UWA Handbook 2017

Unit details

HIST3009 Mythistory: Science Fiction, Fantasy and the Historical Imagination

Credit 6 points
  Offering
(see Timetable)
AvailabilityLocationMode
Not available in 2017UWA (Perth)Face to face
Details for undergraduate courses
  • Level 3 option in the History major sequence
  • Category B broadening unit for Bachelor of Commerce, Bachelor of Science and Bachelor of Design students
  • Level 3 elective
Content ''A long time ago in a galaxy far, far away...'' The genres of fantasy and science fiction are vital aspects of modernity, with that vitality reflected in the resonance of this epigraph from the Star Wars films, embodied in the vast popularity of Tolkien's Lord of the Rings, and exemplified by the flourishing subculture associated with Star Trek. This unit studies the 'mythistories' (to use William McNeill's apt term) of these genres: the ways in which they have combined cultural creativity and historical memory to design fantastic pasts, imagine alternative presents, or extrapolate futures. At the same time, the unit examines the emergence of fantasy and science fiction within the crisis-ridden twentieth century, while considering how these genres have, in their turn, contributed to the making of the modern world. The utopian and dystopian futures conceived in science fiction; the alternate history genre (What if the Nazis had won the Second World War?); the imaginary realms and imaginary pasts of 'High Fantasy'; the far-future visions of 'Dying Earth' science-fantasy—all are analysed in their historical and ideological dimensions.
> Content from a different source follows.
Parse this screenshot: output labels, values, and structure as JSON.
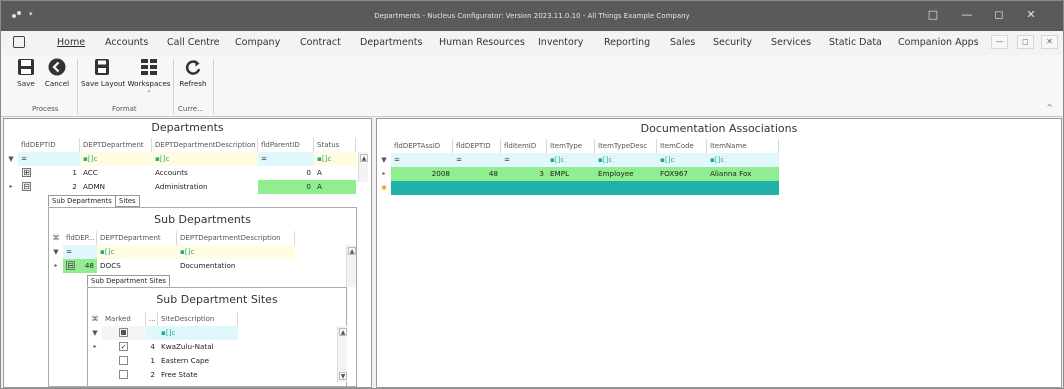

Students engage with primary sources and develop their research skills in the history of ideas and cultural history, while engaging with the sophisticated critical and contextual studies that have accumulated around science fiction and fantasy texts.
Outcomes Students are able to (1) describe and assess the basic methodological issues characteristic of the discipline of History; (2) identify and evaluate the methodological problems posed by contemporary history of ideas and cultural history; (3) demonstrate a detailed understanding of the history of the science fiction and fantasy genres and about the historical imagination of those genres; (4) analyse a range of historical material of various kinds for essay assessments using appropriate methodologies; (5) relate their independent interpretations to complex historiographical debates over the history of science fiction and fantasy; and (6) present advanced arguments in both written and oral assessments using the conventions of the historical discipline.
Assessment Typically this unit is assessed in the following ways: (1) tutorial participation; (2) a bibliographical exercise; (3) a research essay; and (4) a review essay. Further information is available in the unit outline.

Supplementary assessment is not available in this unit except in the case of a bachelor's pass degree student who has obtained a mark of 45 to 49 overall and is currently enrolled in this unit, and it is the only remaining unit that the student must pass in order to complete their course.
Unit Coordinator(s) Associate Professor Robert Stuart
Unit rules
Prerequisites: a Level 2 History unit or EURO2201 European Civilisation or GEND2902 Men and Masculinities in History
Incompatibility: HIST2233 History in Fantasy, Fantasy in History; HIST2233 Mythistory: Science Fiction, Fantasy and the Historical Imagination; HIST3233 History, Fantasy and Tolkien's Worlds
Contact hours lectures: 20 hours; tutorials: 10 hours

  • The availability of units in Semester 1, 2, etc. was correct at the time of publication but may be subject to change.
  • All students are responsible for identifying when they need assistance to improve their academic learning, research, English language and numeracy skills; seeking out the services and resources available to help them; and applying what they learn. Students are encouraged to register for free online support through GETSmart; to help themselves to the extensive range of resources on UWA's STUDYSmarter website; and to participate in WRITESmart and (ma+hs)Smart drop-ins and workshops.
  • Books and other material wherever listed may be subject to change. Book lists relating to 'Preliminary reading', 'Recommended reading' and 'Textbooks' are, in most cases, available at the University Co-operative Bookshop (from early January) and appropriate administrative offices for students to consult. Where texts are listed in the unit description above, an asterisk (*) indicates that the book is available in paperback.